by Kirk Ross
If you were looking for an ending with a twist this primary season, you probably got it with the news that the tightest congressional primary of the bunch ended with the sudden death of a candidate.
Keith Crisco, former state secretary of commerce, died Monday after a fall in his home. He was trailing Clay Aiken in the Democratic primary by roughly 400 votes and according to his campaign staff was likely going to concede on Tuesday. He didn’t get the chance.
Unless the last remaining votes somehow change matters, Aiken’s win will be made official later this week and he’ll face Renee Ellmers in the general election for the 2nd US Congressional District.
There will be a lot of focus on the race not just because of Aiken’s fame and the fact that he is openly gay, but because NC-2 is slightly less gerrymandered than most of the other districts in the state.
Ellmers has the power of incumbency and the numbers are in her favor, but it’s far from a done deal. Aiken will be able to raise money. If there’s even a slight chance he could win, he’ll start drawing some serious star power down to campaign for him. And the spotlight on Ellmers will be a little brighter than would be with a more conventional opponent.
Like a lot of races, NC-2 will turn on the turnout of young and middle-aged women. If you’re a Democrat and have ever been to a Clay Aiken concert, then you have a right to be a little optimistic.
Ellmers, you may recall, was able to knock out incumbent Democrat Bob Etheridge who probably still regrets his flash of anger over an ambush interview that played into the hand of the GOP in the heavily anti-Washington mood of the 2010 cycle. Ellmers beat Etheridge by less than 1 percent of the vote. The General Assembly helped her out considerably with a shiny new GOP-leaning district for 2012.
Like most of the rest of the delegation, she’s looking at pretty good odds, but the risk is there that if Aiken, who won thanks to a solid turnout in Wake County, can get some momentum, the race will tighten.
In NC-2 and elsewhere the races will turn on enthusiasm, or more precisely, the lack of it. A new Gallup poll of voter engagement shows a steep drop in enthusiasm for 2014 the midterms compared to 2010, when a similar survey presaged huge gains for the GOP. That year, which saw the GOP take control of the US House, the difference in “net enthusiasm” showed a 34 percent gap between Republican and Democratic voters. This year, the gap remains, but it has closed considerably as voters in both parties say they’re thinking less about the races than in years past. The gap is now closer to the ratios in midterms prior to 2010 and the numbers so far do not seem to indicate a wave election for either party. Without that kind of big trend, candidates up and down the ballot will rise and fall with their ability to move the needle on turnout in their individual races.

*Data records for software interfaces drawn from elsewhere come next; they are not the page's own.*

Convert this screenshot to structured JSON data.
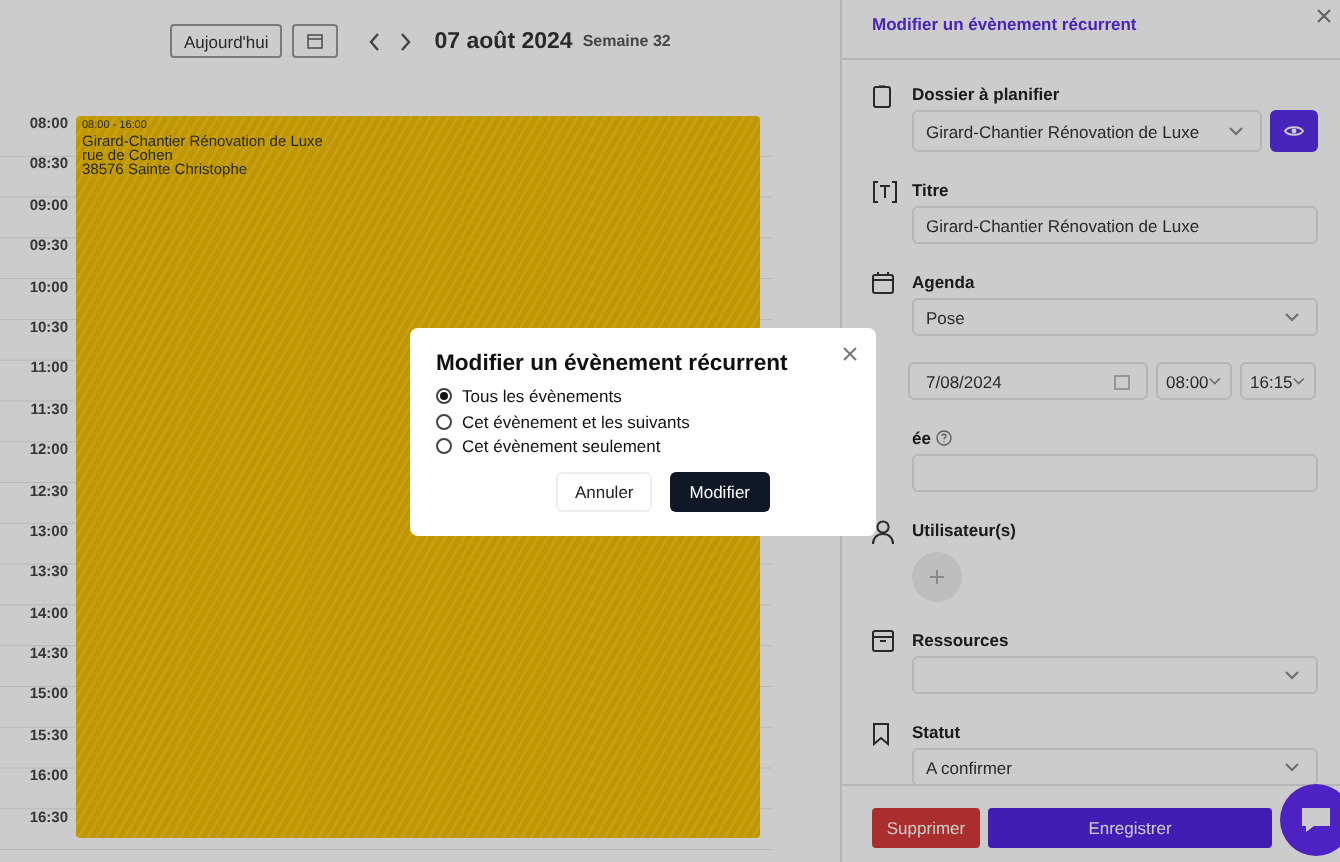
{
  "calendar": {
    "today_button": "Aujourd'hui",
    "date": "07 août 2024",
    "week": "Semaine 32",
    "time_slots": [
      "08:00",
      "08:30",
      "09:00",
      "09:30",
      "10:00",
      "10:30",
      "11:00",
      "11:30",
      "12:00",
      "12:30",
      "13:00",
      "13:30",
      "14:00",
      "14:30",
      "15:00",
      "15:30",
      "16:00",
      "16:30"
    ],
    "event": {
      "time": "08:00 - 16:00",
      "title": "Girard-Chantier Rénovation de Luxe",
      "address_lines": [
        "rue de Cohen",
        "38576 Sainte Christophe"
      ]
    }
  },
  "panel": {
    "title": "Modifier un évènement récurrent",
    "fields": [
      {
        "kind": "select-action",
        "label": "Dossier à planifier",
        "value": "Girard-Chantier Rénovation de Luxe"
      },
      {
        "kind": "text",
        "label": "Titre",
        "value": "Girard-Chantier Rénovation de Luxe"
      },
      {
        "kind": "select",
        "label": "Agenda",
        "value": "Pose"
      },
      {
        "kind": "datetime",
        "date": "7/08/2024",
        "start": "08:00",
        "end": "16:15"
      },
      {
        "kind": "text",
        "label": "ée",
        "help": true
      },
      {
        "kind": "users",
        "label": "Utilisateur(s)"
      },
      {
        "kind": "select",
        "label": "Ressources"
      },
      {
        "kind": "select",
        "label": "Statut",
        "value": "A confirmer"
      }
    ],
    "buttons": {
      "delete": "Supprimer",
      "save": "Enregistrer"
    }
  },
  "dialog": {
    "title": "Modifier un évènement récurrent",
    "options": [
      {
        "label": "Tous les évènements",
        "selected": true
      },
      {
        "label": "Cet évènement et les suivants",
        "selected": false
      },
      {
        "label": "Cet évènement seulement",
        "selected": false
      }
    ],
    "cancel": "Annuler",
    "confirm": "Modifier"
  }
}
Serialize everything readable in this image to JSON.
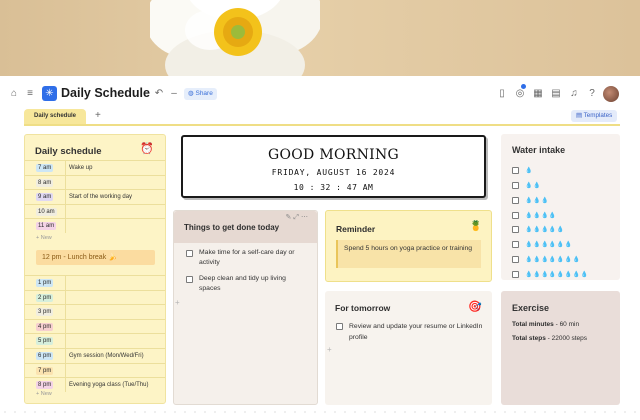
{
  "header": {
    "title": "Daily Schedule",
    "share_label": "Share",
    "notification_count": ""
  },
  "tabs": [
    {
      "label": "Daily schedule"
    }
  ],
  "templates_label": "Templates",
  "schedule": {
    "title": "Daily schedule",
    "new_label": "New",
    "rows_top": [
      {
        "time": "7 am",
        "task": "Wake up",
        "color": "#cde6f5"
      },
      {
        "time": "8 am",
        "task": "",
        "color": "#f0ede0"
      },
      {
        "time": "9 am",
        "task": "Start of the working day",
        "color": "#e0d8f2"
      },
      {
        "time": "10 am",
        "task": "",
        "color": "#f0ede0"
      },
      {
        "time": "11 am",
        "task": "",
        "color": "#f4d3e6"
      }
    ],
    "lunch_label": "12 pm - Lunch break",
    "rows_bottom": [
      {
        "time": "1 pm",
        "task": "",
        "color": "#cde6f5"
      },
      {
        "time": "2 pm",
        "task": "",
        "color": "#d6efdc"
      },
      {
        "time": "3 pm",
        "task": "",
        "color": "#f0ede0"
      },
      {
        "time": "4 pm",
        "task": "",
        "color": "#f6cfcf"
      },
      {
        "time": "5 pm",
        "task": "",
        "color": "#d6efdc"
      },
      {
        "time": "6 pm",
        "task": "Gym session (Mon/Wed/Fri)",
        "color": "#cde6f5"
      },
      {
        "time": "7 pm",
        "task": "",
        "color": "#fbe3b0"
      },
      {
        "time": "8 pm",
        "task": "Evening yoga class (Tue/Thu)",
        "color": "#f4d3e6"
      }
    ]
  },
  "greeting": {
    "line1": "GOOD MORNING",
    "line2": "FRIDAY, AUGUST 16 2024",
    "line3": "10 : 32 : 47 AM"
  },
  "water": {
    "title": "Water intake",
    "rows": [
      "💧",
      "💧💧",
      "💧💧💧",
      "💧💧💧💧",
      "💧💧💧💧💧",
      "💧💧💧💧💧💧",
      "💧💧💧💧💧💧💧",
      "💧💧💧💧💧💧💧💧"
    ]
  },
  "todo": {
    "title": "Things to get done today",
    "items": [
      "Make time for a self-care day or activity",
      "Deep clean and tidy up living spaces"
    ]
  },
  "reminder": {
    "title": "Reminder",
    "text": "Spend 5 hours on yoga practice or training"
  },
  "tomorrow": {
    "title": "For tomorrow",
    "items": [
      "Review and update your resume or LinkedIn profile"
    ]
  },
  "exercise": {
    "title": "Exercise",
    "minutes_label": "Total minutes",
    "minutes_value": "60 min",
    "steps_label": "Total steps",
    "steps_value": "22000 steps"
  },
  "colors": {
    "accent": "#2f6ee8",
    "tab": "#f7e79b"
  }
}
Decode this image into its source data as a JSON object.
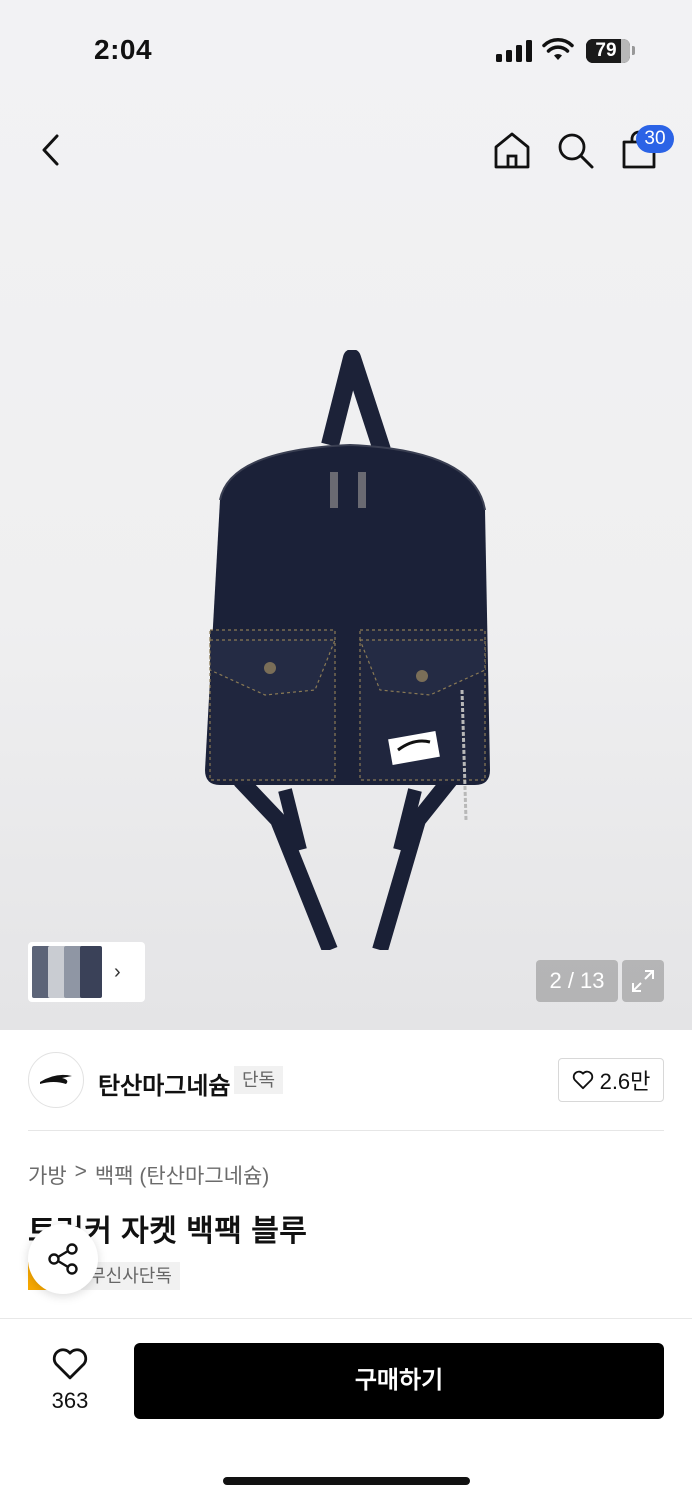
{
  "status": {
    "time": "2:04",
    "battery": "79",
    "battery_level": 0.79
  },
  "nav": {
    "cart_count": "30"
  },
  "gallery": {
    "counter": "2 / 13"
  },
  "brand": {
    "name": "탄산마그네슘",
    "tag": "단독",
    "likes": "2.6만"
  },
  "breadcrumb": {
    "category": "가방",
    "separator": ">",
    "subcategory": "백팩 (탄산마그네슘)"
  },
  "product": {
    "title": "트러커 자켓 백팩 블루",
    "tags": [
      "세일",
      "무신사단독"
    ]
  },
  "bottom": {
    "wish_count": "363",
    "buy_label": "구매하기"
  },
  "colors": {
    "cart_badge": "#2b63e6",
    "sale_tag": "#f7a800",
    "buy_button": "#000000"
  }
}
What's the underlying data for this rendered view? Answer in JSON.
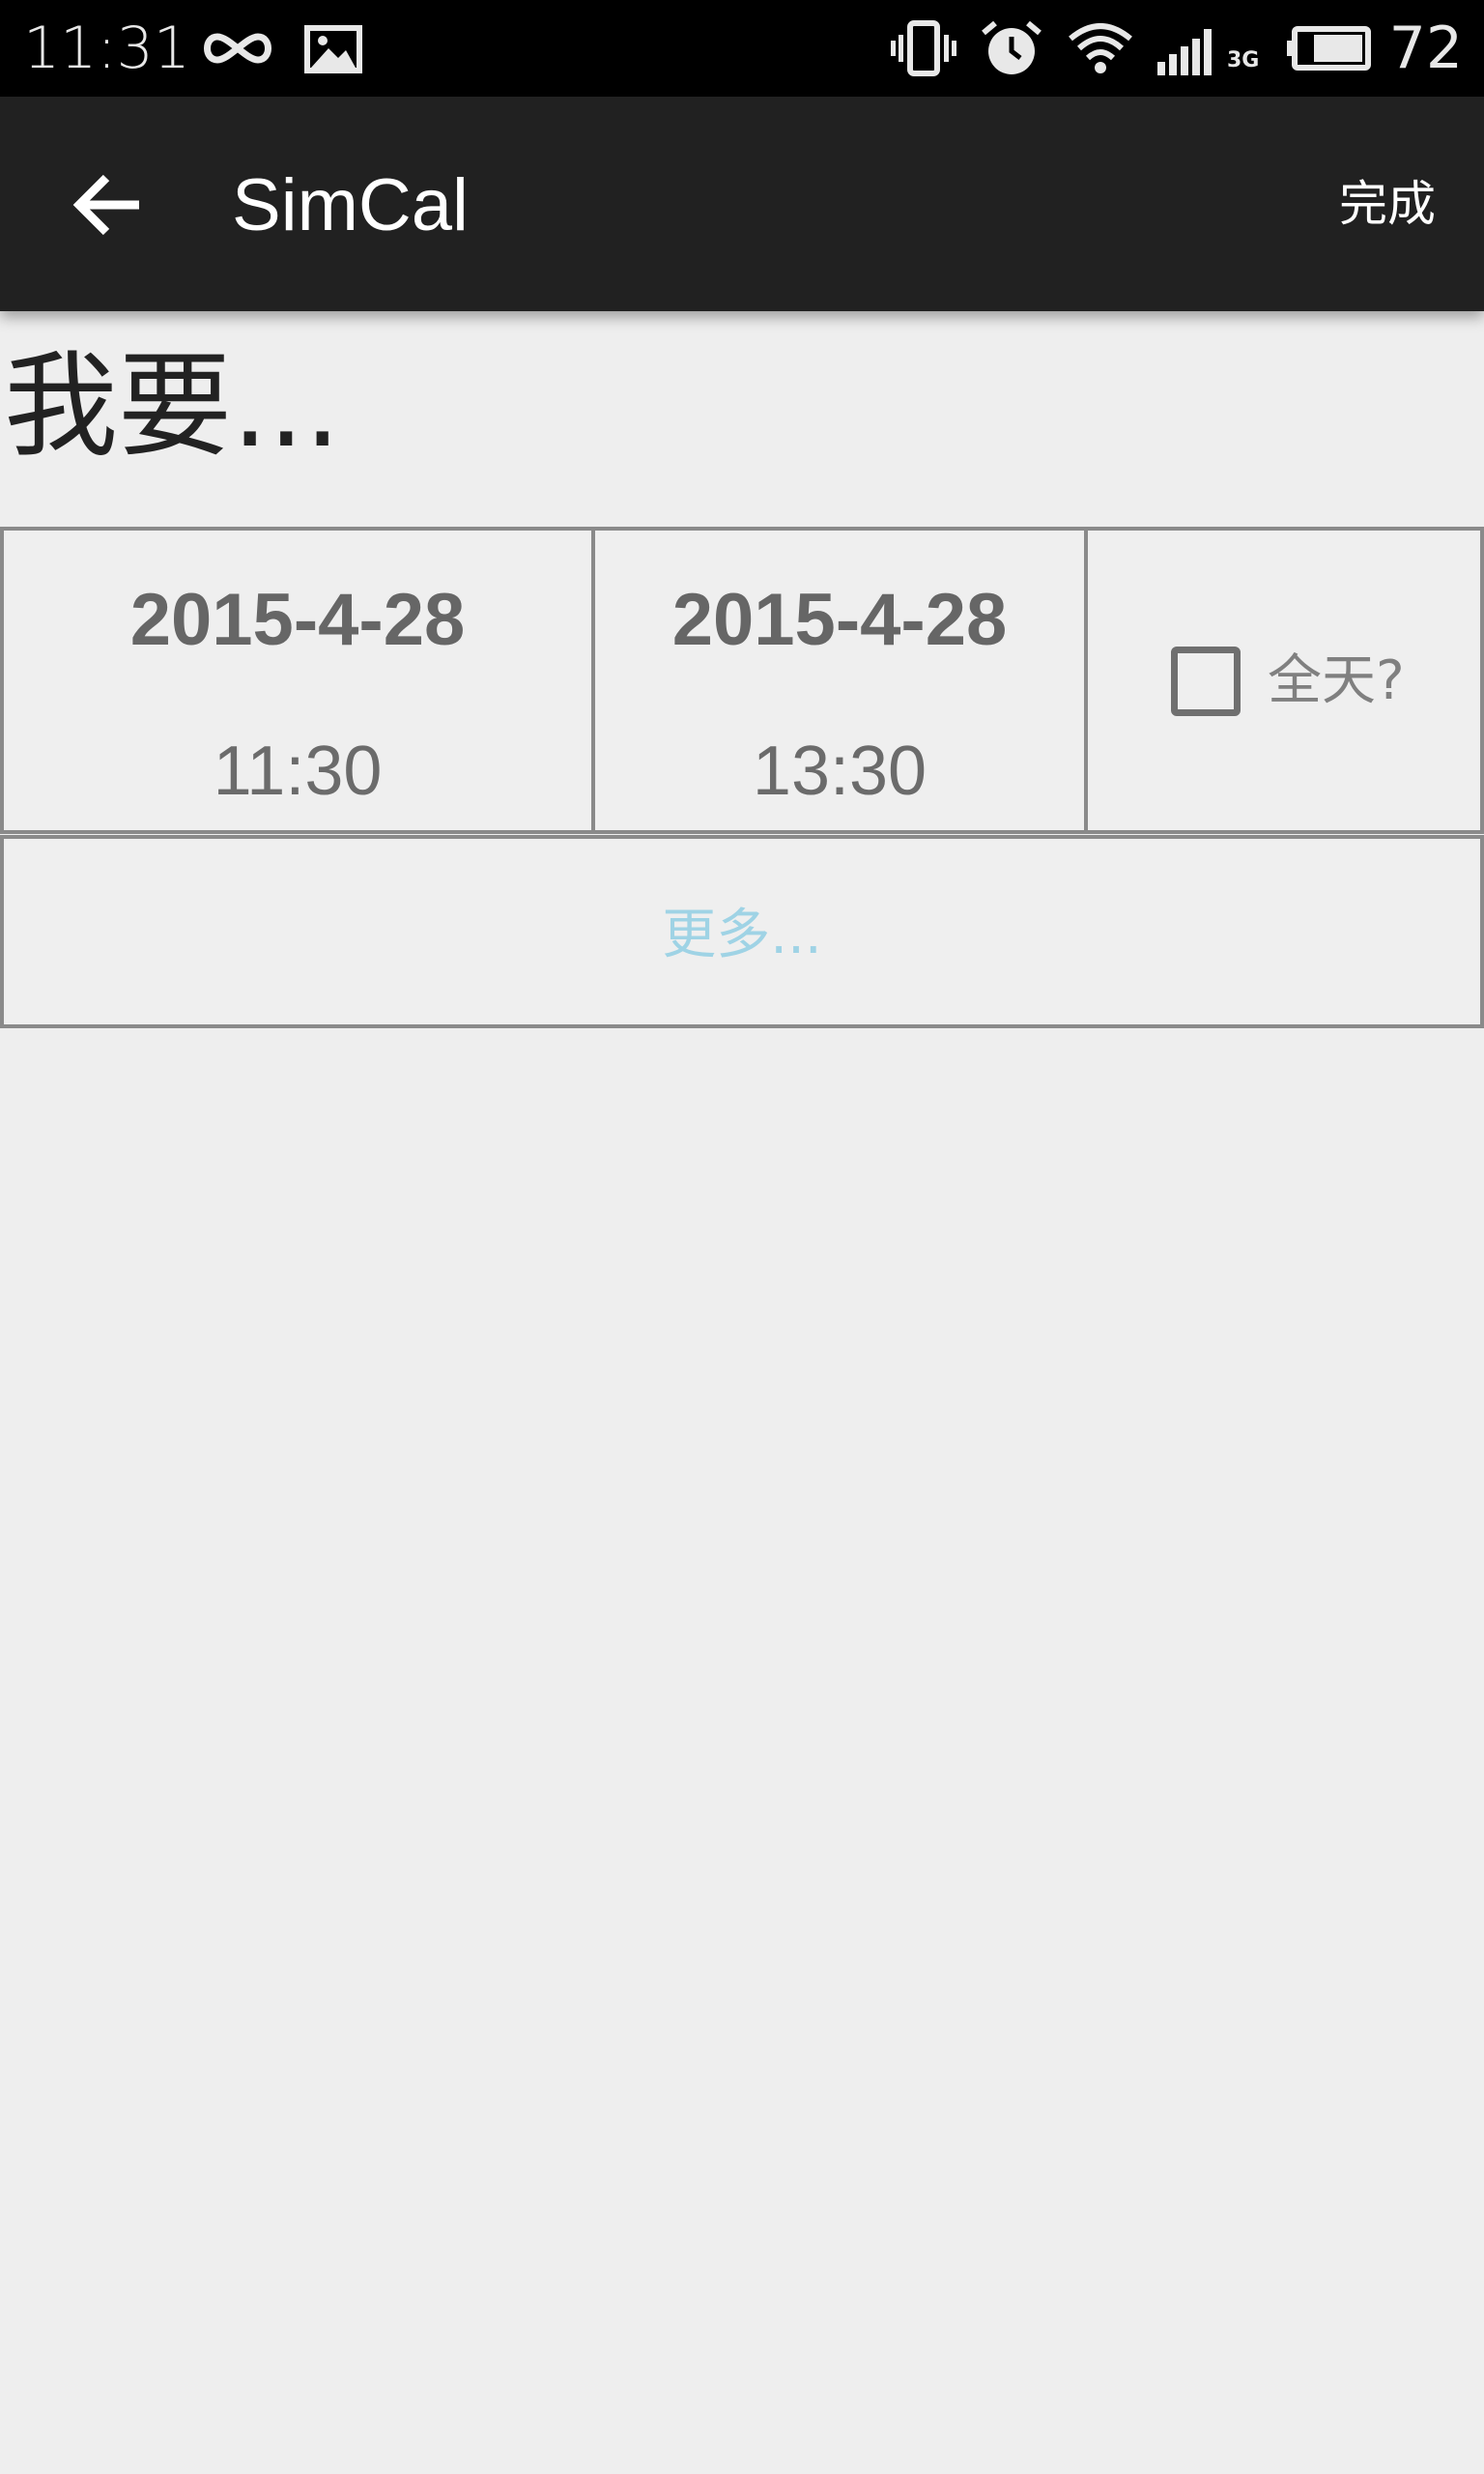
{
  "status_bar": {
    "time": "11:31",
    "battery_percent": "72",
    "network_label": "3G",
    "icons": [
      "infinity-icon",
      "image-icon",
      "vibrate-icon",
      "alarm-icon",
      "wifi-icon",
      "signal-icon",
      "battery-icon"
    ]
  },
  "app_bar": {
    "title": "SimCal",
    "done_label": "完成",
    "back_icon": "arrow-back-icon"
  },
  "form": {
    "heading": "我要...",
    "start": {
      "date": "2015-4-28",
      "time": "11:30"
    },
    "end": {
      "date": "2015-4-28",
      "time": "13:30"
    },
    "all_day": {
      "label": "全天?",
      "checked": false
    },
    "more_label": "更多..."
  },
  "colors": {
    "app_bar": "#212121",
    "background": "#eeeeee",
    "more_text": "#9fd3e5",
    "cell_border": "#8a8a8a"
  }
}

If you’re keeping score, please note that there’s no opposition this fall for 20 out of 50 state Senate seats and 58 out of 120 state House seats. But not every incumbent had a cakewalk to re-election. Three House members — Robert Brawley, Annie Mobley and Roger Younts — and one sitting Senator — Clark Jenkins — won’t be returning to Jones Street.
The fall also includes one major rematch in former Senate powerhouse Marc Basnight’s old district on the northern coast. Former Democratic Senator Stan White will face off again against Republican Bill Cook, who beat him by just 21 votes out of more than 87,000 cast.
Cook went on to introduce a notorious bill that would have eliminated the tax exemption for parents whose children register to vote where they go to college. The bill failed in part because it ran afoul of settled law on student voting and in part because it was just plain mean. Wonder how the young men and women at Elizabeth City State University feel about that? We’ll see in November.